THOUSANDS ARE BEING FORCED TO EVACUATE TODAY IN PAPUA NEW GUINEA WITH OFFICIALS DECLARING A STATE OF EMERGENCY — SAYING A LANDSLIDE IS STILL-ACTIVE FOLLOWING LAST WEEK’S DEADLY INCIDENT.

MORE THAN 2,000 PEOPLE ARE BELIEVED TO HAVE BEEN BURIED ALIVE BY THE LANDSLIDE IN THE COUNTRY’S REMOTE NORTHERN HIGHLANDS.

IT’S NOT IMMEDIATELY CLEAR HOW HIGH THE DEATH TOLL ACTUALLY IS — SO FAR ONLY 5 BODIES HAVE BEEN RECOVERED.

THE LANDSLIDE DESTROYED BUILDINGS AND BLOCKED THE MAIN HIGHWAY CREATING MAJOR OBSTACLES FOR RELIEF WORKERS.

HEAVY MACHINERY HAS BEEN BROUGHT IN TO ASSIST, BUT OFFICIALS SAY THE SITUATION REMAINS UNSTABLE DUE TO SHIFTING DEBRIS.
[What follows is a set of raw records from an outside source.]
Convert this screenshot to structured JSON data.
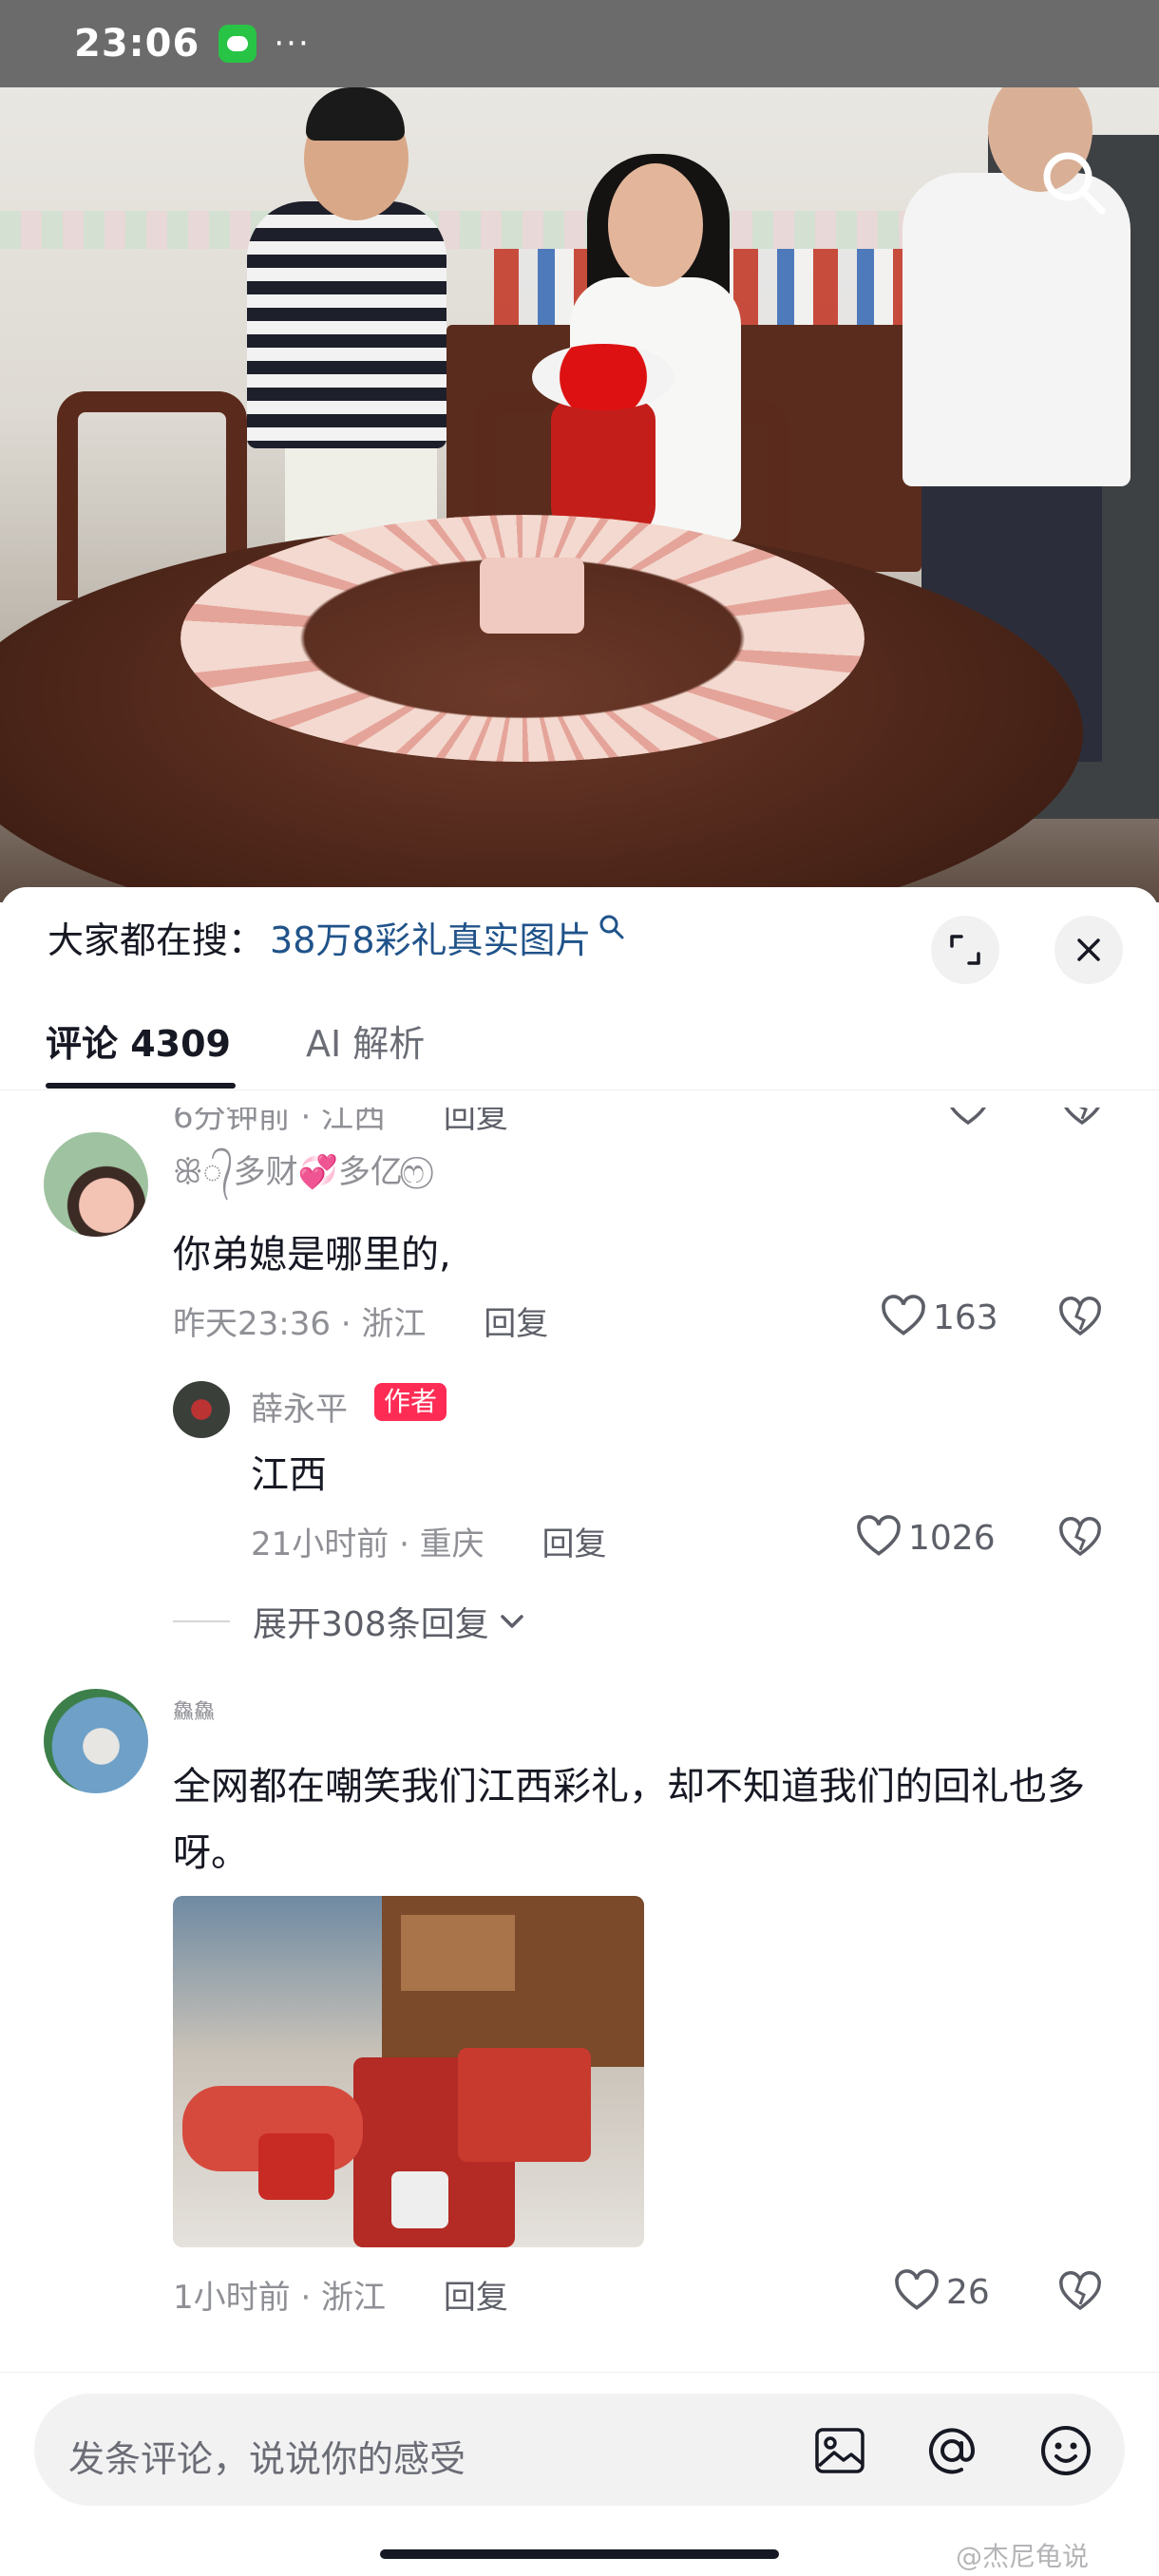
{
  "status_bar": {
    "time": "23:06",
    "dots": "···"
  },
  "search_bar": {
    "label": "大家都在搜：",
    "query": "38万8彩礼真实图片"
  },
  "tabs": {
    "comments": "评论 4309",
    "ai": "AI 解析"
  },
  "cut_comment": {
    "time": "6分钟前 · 江西",
    "reply": "回复"
  },
  "comments": [
    {
      "nickname": "ꕥ᭄多财💞多亿ෆ⃝",
      "text": "你弟媳是哪里的,",
      "time": "昨天23:36 · 浙江",
      "reply": "回复",
      "likes": "163"
    },
    {
      "nickname": "鱻鱻",
      "text": "全网都在嘲笑我们江西彩礼，却不知道我们的回礼也多呀。",
      "time": "1小时前 · 浙江",
      "reply": "回复",
      "likes": "26"
    }
  ],
  "author_reply": {
    "nickname": "薛永平",
    "badge": "作者",
    "text": "江西",
    "time": "21小时前 · 重庆",
    "reply": "回复",
    "likes": "1026"
  },
  "expand_replies": "展开308条回复",
  "input": {
    "placeholder": "发条评论，说说你的感受"
  },
  "watermark": "@杰尼龟说",
  "icons": {
    "search": "search-icon",
    "expand": "expand-icon",
    "close": "close-icon",
    "like": "heart-icon",
    "dislike": "broken-heart-icon",
    "image": "image-icon",
    "mention": "at-icon",
    "emoji": "emoji-icon"
  },
  "colors": {
    "link": "#20538a",
    "badge": "#fe2c55",
    "muted": "#8f9096"
  }
}
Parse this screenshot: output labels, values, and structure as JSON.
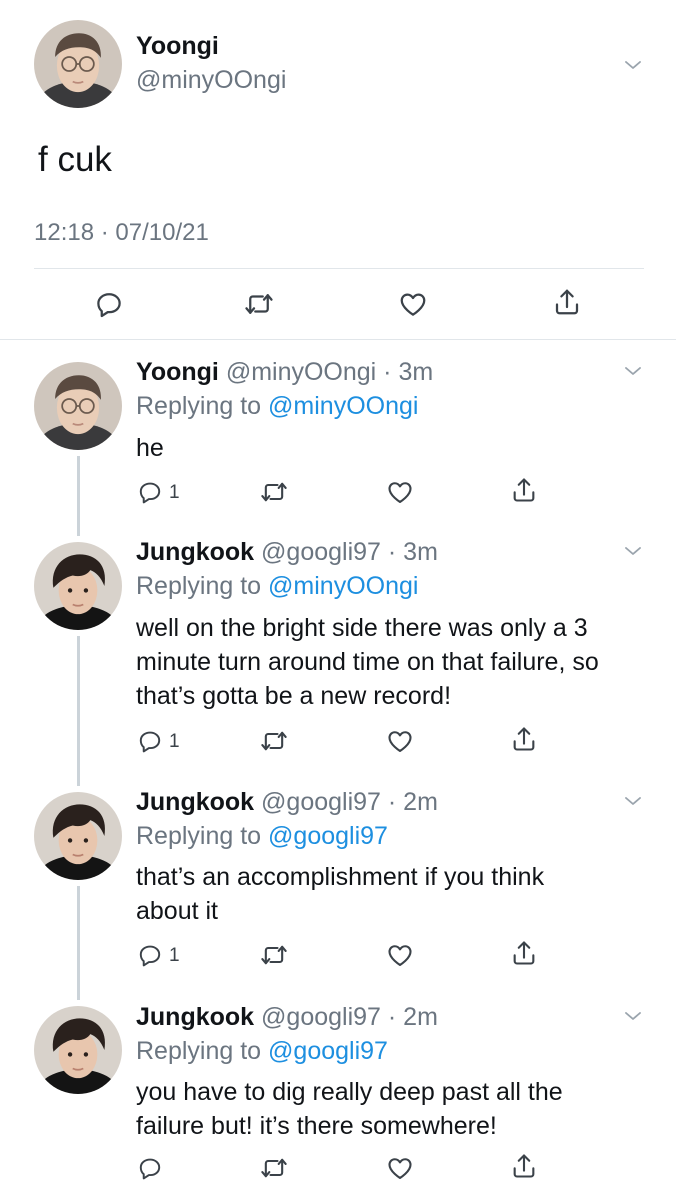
{
  "main_tweet": {
    "display_name": "Yoongi",
    "handle": "@minyOOngi",
    "text": "f cuk",
    "timestamp": "12:18 · 07/10/21"
  },
  "replies": [
    {
      "display_name": "Yoongi",
      "handle": "@minyOOngi",
      "age": "3m",
      "replying_label": "Replying to",
      "replying_to": "@minyOOngi",
      "text": "he",
      "reply_count": "1"
    },
    {
      "display_name": "Jungkook",
      "handle": "@googli97",
      "age": "3m",
      "replying_label": "Replying to",
      "replying_to": "@minyOOngi",
      "text_lines": [
        "well on the bright side there was only a 3",
        "minute turn around time on that failure, so",
        "that’s gotta be a new record!"
      ],
      "reply_count": "1"
    },
    {
      "display_name": "Jungkook",
      "handle": "@googli97",
      "age": "2m",
      "replying_label": "Replying to",
      "replying_to": "@googli97",
      "text_lines": [
        "that’s an accomplishment if you think",
        "about it"
      ],
      "reply_count": "1"
    },
    {
      "display_name": "Jungkook",
      "handle": "@googli97",
      "age": "2m",
      "replying_label": "Replying to",
      "replying_to": "@googli97",
      "text_lines": [
        "you have to dig really deep past all the",
        "failure but! it’s there somewhere!"
      ],
      "reply_count": ""
    }
  ],
  "icons": {
    "reply": "reply-icon",
    "retweet": "retweet-icon",
    "like": "heart-icon",
    "share": "share-icon",
    "menu": "chevron-down-icon"
  },
  "colors": {
    "link": "#1d8fe0",
    "muted": "#6b7580",
    "text": "#111418"
  }
}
PAPUA NEW GUINEA’S PRIME MINISTER SAYS THE GOVERNMENT IS WORKING WITH INTERNATIONAL ORGANIZATIONS TO ASSESS THE DAMAGE AND DETERMINE THE NEED FOR FURTHER SUPPORT.